Wednesday, November 02, 2005

Stealing Van Gogh's Thunder

This morning at 0930 Snouck visited the commemoration of the Assasination of film maker Theo van Gogh. As I wrote yesterday the event was organised by the Amsterdam Townhall and the opposition Labour party. In order to further enhance the standing of the event our "Conservative" Prime Minister Balkenende was invited to speak some words.

Friends and family of Van Gogh were not in anyway consulted by the organisers.

There was a respectable crowd gathered of respectable people. Lots of middle class locals and lots of press including various camera crews. I think there were quite a few people from Theo van Gogh's area, the affluent and white Watergraafsmeer, on the other side of the railroad track.

Commemorations or ceremonies in The Netherlands are almost always carried out with a minimum of aplomp, style or dramatic content. So I was not expecting much. I was to be surprised. There was a lady with two noisy young kids but otherwise the crowd was well behaved.

Then there was a tattoo drummed. Military style. I could not see the drummer but he was alone. The drum solo lasted a minute or longer and created an mood of hushed expectation. It even shut the brats shut up.

Then the local council head (Amsterdam is divided in 16 little councils, which administrate 16 little "council areas") spoke a few minutes. He mentioned a local woman who told someone off who denounced her for wearing a islamic veil. The speech was well-delivered. Prime Minister Balkenende was next. Again a strongly pronounced well delivered speech. What is going on here? Then a local mother spoke who had been bringing her children to the school just 15 meters around the corner from the spot where Van Gogh was cut up after having been shot repeatedly. She was very, emotional and on the verge of tears. Something she said piqued my interest. She had been talking to local Muslim women while making a documentary about the aftermath of the assasination. Then she criticised politicians and opinion makers who had been very hardline in there pronunciations in the months after the attack. She demanded that these people would tone down, would limit their speech in the name of her children who were growing up in an environment of threats and increasing mutual recriminations.

Then finally Job Cohen spoke, the mayor of Amsterdam the man who is appointed to "keep things together" (The Netherlands is the only country in Europe where mayors are appointed and not elected). And he told the crowd that had gathered that "we" should all come together and stop deviding into ethnic crowds who only work towards their narrow self interest. Which is something that is happening of course.

"Si monumentum requiris circumspice". He who requires a monument, let him look around.

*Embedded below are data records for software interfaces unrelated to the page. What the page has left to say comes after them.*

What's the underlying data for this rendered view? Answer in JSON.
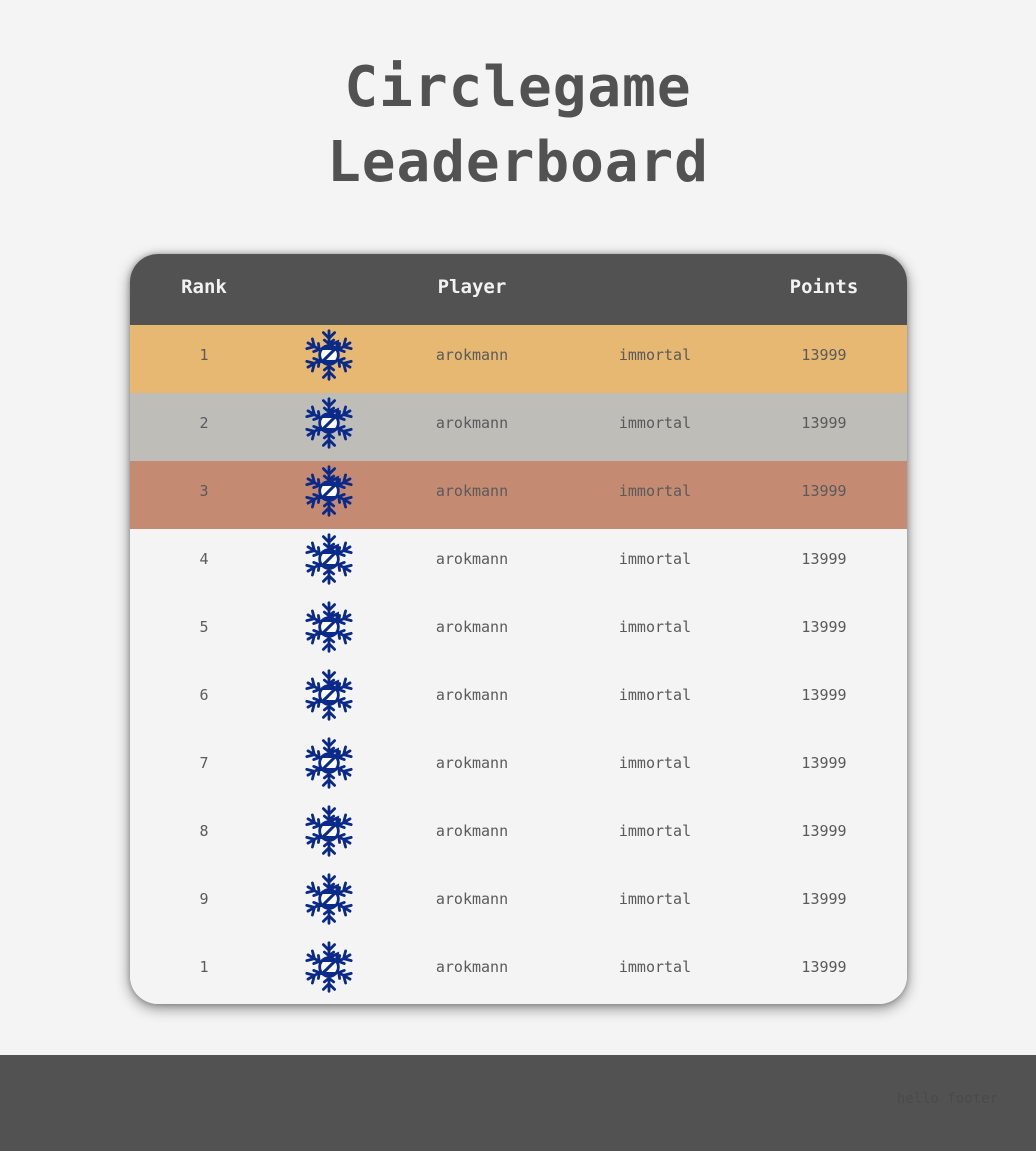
{
  "title": {
    "line1": "Circlegame",
    "line2": "Leaderboard"
  },
  "table": {
    "headers": {
      "rank": "Rank",
      "player": "Player",
      "points": "Points"
    },
    "rows": [
      {
        "rank": "1",
        "name": "arokmann",
        "title": "immortal",
        "points": "13999",
        "color": "#e6b872",
        "avatar_icon": "snowflake-logo-icon"
      },
      {
        "rank": "2",
        "name": "arokmann",
        "title": "immortal",
        "points": "13999",
        "color": "#bebdb8",
        "avatar_icon": "snowflake-logo-icon"
      },
      {
        "rank": "3",
        "name": "arokmann",
        "title": "immortal",
        "points": "13999",
        "color": "#c48b72",
        "avatar_icon": "snowflake-logo-icon"
      },
      {
        "rank": "4",
        "name": "arokmann",
        "title": "immortal",
        "points": "13999",
        "color": "#f4f4f4",
        "avatar_icon": "snowflake-logo-icon"
      },
      {
        "rank": "5",
        "name": "arokmann",
        "title": "immortal",
        "points": "13999",
        "color": "#f4f4f4",
        "avatar_icon": "snowflake-logo-icon"
      },
      {
        "rank": "6",
        "name": "arokmann",
        "title": "immortal",
        "points": "13999",
        "color": "#f4f4f4",
        "avatar_icon": "snowflake-logo-icon"
      },
      {
        "rank": "7",
        "name": "arokmann",
        "title": "immortal",
        "points": "13999",
        "color": "#f4f4f4",
        "avatar_icon": "snowflake-logo-icon"
      },
      {
        "rank": "8",
        "name": "arokmann",
        "title": "immortal",
        "points": "13999",
        "color": "#f4f4f4",
        "avatar_icon": "snowflake-logo-icon"
      },
      {
        "rank": "9",
        "name": "arokmann",
        "title": "immortal",
        "points": "13999",
        "color": "#f4f4f4",
        "avatar_icon": "snowflake-logo-icon"
      },
      {
        "rank": "1",
        "name": "arokmann",
        "title": "immortal",
        "points": "13999",
        "color": "#f4f4f4",
        "avatar_icon": "snowflake-logo-icon"
      }
    ]
  },
  "footer": {
    "text": "hello footer"
  },
  "colors": {
    "background": "#f4f4f4",
    "header": "#525252",
    "gold": "#e6b872",
    "silver": "#bebdb8",
    "bronze": "#c48b72",
    "avatar_blue": "#0a2a8a"
  }
}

The crowd that Cohen addressed was 99 percent white, mostly middle class. I counted five blacks, two among the policemen, two among the camera crews, two in the crowd. And zero, zilch, nada Muselmen showing their solidarity with the martyr of freedom of speech.

Looking at the crowd reveals the truth, the awkward reality that the words of political speechmakers and the carefully selected mother/documentary maker were trying to hide. The reality is that a multicultural society is not a society at all. It is a alligator pond of warring ethno-cultural societies each with their own temples, martyrs, totempoles, media and holy books.

And the Dutch martyr for freedom of speech is being turned into a martyr for controlled speech.
The local councillor only mentioned hatred against a Muslim woman
The mother/documentarist pleaded for controlled speach in the name of her children
The Prime Minister only mentioned that "we should not let each other go" and should not practise hate and extremism, which are basically codewords for white ethnic solidarity.
The Mayor said that we should look further than our own groups collective interest, but that is only meant for whites.

Theo van Gogh would have written a great column on this event.

No comments: